The 1 January 2019 will bring an end to the practice of burning most types of agricultural waste on farms, including farm plastics.
Ending the exemption follows extensive engagement between the Scottish Environmental Protection Agency (SEPA), Scottish Government, Zero Waste Scotland, National Farmers Union of Scotland(NFUS) and recycling service providers. SEPA have worked closely with NFU Scotland to roll out the change which will feature ongoing dialogue with farmers and crofters over the coming months.
SEPA strictly enforce the requirements of waste legislation and compliance with this is non-negotiable.
To give the sector time to make alternative arrangements, land managers may continue current practices until 31 December 2018 as part of the transition. However, this will only be tolerated, if it is carried out in a manner that does not cause problems for neighbouring communities.
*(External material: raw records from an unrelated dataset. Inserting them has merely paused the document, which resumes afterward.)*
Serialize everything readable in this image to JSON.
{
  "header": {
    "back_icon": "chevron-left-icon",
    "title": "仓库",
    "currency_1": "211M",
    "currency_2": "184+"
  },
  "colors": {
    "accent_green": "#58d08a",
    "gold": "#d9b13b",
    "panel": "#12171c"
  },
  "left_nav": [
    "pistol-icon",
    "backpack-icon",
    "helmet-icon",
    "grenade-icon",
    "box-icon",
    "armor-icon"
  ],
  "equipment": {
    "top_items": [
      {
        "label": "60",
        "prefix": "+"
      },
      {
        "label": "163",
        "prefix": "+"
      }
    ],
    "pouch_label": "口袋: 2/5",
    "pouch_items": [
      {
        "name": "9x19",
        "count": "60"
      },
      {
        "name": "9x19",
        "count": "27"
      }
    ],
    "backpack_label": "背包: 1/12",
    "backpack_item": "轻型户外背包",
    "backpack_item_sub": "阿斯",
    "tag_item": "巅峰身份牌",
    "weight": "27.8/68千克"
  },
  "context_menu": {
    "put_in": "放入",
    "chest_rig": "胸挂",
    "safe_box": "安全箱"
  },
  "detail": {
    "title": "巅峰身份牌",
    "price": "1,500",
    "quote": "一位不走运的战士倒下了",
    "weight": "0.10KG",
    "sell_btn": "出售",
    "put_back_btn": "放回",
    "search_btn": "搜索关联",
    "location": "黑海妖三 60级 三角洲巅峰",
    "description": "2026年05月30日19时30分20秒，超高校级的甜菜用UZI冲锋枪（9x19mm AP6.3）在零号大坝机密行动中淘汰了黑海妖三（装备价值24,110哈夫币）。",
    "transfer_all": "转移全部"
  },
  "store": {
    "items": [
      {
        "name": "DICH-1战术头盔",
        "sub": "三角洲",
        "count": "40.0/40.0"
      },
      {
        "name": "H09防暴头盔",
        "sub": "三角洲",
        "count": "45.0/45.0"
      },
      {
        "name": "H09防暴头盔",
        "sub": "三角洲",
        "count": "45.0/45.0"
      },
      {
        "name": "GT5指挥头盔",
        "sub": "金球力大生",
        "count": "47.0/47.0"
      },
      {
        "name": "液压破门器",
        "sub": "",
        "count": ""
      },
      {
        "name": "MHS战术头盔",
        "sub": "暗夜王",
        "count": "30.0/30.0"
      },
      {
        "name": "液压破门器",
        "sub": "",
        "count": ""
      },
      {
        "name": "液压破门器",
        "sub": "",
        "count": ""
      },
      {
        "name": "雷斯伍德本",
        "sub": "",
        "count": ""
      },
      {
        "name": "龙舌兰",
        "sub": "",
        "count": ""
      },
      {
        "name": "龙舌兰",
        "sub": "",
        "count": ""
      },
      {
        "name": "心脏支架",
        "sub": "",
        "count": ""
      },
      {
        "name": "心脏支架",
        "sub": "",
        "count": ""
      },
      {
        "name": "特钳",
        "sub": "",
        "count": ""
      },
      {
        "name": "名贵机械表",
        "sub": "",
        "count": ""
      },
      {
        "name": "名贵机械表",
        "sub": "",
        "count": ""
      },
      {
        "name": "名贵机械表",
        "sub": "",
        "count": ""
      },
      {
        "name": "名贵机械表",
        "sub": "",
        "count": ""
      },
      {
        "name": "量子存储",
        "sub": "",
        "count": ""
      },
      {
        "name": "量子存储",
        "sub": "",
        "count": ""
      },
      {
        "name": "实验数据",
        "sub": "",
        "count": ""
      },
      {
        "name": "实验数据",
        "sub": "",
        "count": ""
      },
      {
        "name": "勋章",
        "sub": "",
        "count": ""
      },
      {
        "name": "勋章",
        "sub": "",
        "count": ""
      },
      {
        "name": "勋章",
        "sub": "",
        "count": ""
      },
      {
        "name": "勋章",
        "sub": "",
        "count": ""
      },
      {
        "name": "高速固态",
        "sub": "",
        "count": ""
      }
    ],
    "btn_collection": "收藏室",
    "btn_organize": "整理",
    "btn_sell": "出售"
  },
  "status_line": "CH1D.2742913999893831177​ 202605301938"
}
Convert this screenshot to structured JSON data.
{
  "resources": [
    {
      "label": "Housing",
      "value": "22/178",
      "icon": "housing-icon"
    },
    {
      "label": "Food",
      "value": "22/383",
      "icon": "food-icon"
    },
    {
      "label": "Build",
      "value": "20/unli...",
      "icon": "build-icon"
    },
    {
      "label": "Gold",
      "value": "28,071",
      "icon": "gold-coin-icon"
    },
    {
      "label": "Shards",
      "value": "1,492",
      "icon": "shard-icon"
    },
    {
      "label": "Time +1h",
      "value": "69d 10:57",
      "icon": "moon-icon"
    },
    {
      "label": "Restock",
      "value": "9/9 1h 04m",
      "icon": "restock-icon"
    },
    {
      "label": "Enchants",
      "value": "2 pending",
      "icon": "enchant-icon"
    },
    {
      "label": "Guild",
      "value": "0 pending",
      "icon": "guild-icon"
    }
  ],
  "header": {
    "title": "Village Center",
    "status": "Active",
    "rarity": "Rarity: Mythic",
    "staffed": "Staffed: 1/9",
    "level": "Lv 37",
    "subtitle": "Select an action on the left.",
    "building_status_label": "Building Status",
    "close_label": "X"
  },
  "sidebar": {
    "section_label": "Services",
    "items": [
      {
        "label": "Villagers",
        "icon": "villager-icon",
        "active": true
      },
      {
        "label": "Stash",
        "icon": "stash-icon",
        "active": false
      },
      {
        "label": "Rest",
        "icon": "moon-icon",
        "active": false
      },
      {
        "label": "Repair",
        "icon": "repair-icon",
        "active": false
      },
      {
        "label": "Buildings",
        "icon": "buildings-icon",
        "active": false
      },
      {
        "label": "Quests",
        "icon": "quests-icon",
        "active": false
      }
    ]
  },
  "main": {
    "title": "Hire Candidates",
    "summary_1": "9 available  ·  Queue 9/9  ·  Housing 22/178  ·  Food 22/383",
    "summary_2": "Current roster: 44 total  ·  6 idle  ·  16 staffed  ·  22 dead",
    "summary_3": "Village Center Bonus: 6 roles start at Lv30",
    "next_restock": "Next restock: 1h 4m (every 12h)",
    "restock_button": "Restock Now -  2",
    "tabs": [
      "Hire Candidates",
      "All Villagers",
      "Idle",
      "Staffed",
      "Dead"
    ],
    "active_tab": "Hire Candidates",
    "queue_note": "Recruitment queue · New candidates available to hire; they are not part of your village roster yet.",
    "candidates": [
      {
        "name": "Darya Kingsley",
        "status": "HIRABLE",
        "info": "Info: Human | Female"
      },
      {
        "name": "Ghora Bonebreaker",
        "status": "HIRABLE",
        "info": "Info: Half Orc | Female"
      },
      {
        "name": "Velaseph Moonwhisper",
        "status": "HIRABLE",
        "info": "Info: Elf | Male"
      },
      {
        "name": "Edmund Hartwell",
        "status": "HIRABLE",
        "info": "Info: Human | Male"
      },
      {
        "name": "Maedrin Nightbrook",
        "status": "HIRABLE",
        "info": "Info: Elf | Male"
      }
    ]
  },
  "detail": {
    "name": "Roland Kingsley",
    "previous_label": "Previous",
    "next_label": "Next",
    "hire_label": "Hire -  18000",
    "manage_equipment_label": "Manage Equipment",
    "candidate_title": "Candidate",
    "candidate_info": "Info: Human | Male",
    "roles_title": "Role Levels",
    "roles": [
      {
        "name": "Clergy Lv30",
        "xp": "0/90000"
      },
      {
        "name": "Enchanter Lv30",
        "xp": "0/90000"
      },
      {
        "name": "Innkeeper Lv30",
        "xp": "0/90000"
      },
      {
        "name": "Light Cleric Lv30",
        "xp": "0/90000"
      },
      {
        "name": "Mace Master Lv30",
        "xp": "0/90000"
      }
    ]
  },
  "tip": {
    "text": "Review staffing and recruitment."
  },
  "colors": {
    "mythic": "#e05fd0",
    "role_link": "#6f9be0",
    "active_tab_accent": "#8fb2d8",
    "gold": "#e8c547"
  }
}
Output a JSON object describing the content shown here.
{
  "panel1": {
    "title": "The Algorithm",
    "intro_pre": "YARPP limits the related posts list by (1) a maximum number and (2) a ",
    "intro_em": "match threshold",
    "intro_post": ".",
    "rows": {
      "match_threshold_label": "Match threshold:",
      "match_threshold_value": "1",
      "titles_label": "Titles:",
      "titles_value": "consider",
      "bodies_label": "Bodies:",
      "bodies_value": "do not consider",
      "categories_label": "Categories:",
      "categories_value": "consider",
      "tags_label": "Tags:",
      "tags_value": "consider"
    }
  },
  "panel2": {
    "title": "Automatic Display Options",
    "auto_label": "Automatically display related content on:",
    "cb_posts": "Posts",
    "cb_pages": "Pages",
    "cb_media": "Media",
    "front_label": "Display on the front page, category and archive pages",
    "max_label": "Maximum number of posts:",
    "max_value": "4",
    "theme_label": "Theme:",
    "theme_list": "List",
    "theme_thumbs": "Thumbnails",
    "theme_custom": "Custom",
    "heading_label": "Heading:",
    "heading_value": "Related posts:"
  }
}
If the burning of agricultural waste has an impact upon neighbouring communities during the transitional period, up to and including the 31 December 2018, SEPA reserves the right to take enforcement action.
From 1 January 2019, there are some farm wastes that can continue to be burned under the terms of the paragraph 29 of Schedule 1 of the Waste Management Licensing (Scotland) Regulations 2011. It is important to note that even these wastes can only be burnedif the activity does not cause pollution of the environment or harm to human health.
These wastes include biomass such as:
- Vegetable waste from agriculture and forestry
- Vegetable waste from the food processing industry, if the heat generated is recovered
- Fibrous vegetable waste from pulp-making, if the heat generated is recovered
- Uncontaminated wood waste (but not paper or card)
For further advice please see the SEPA website here.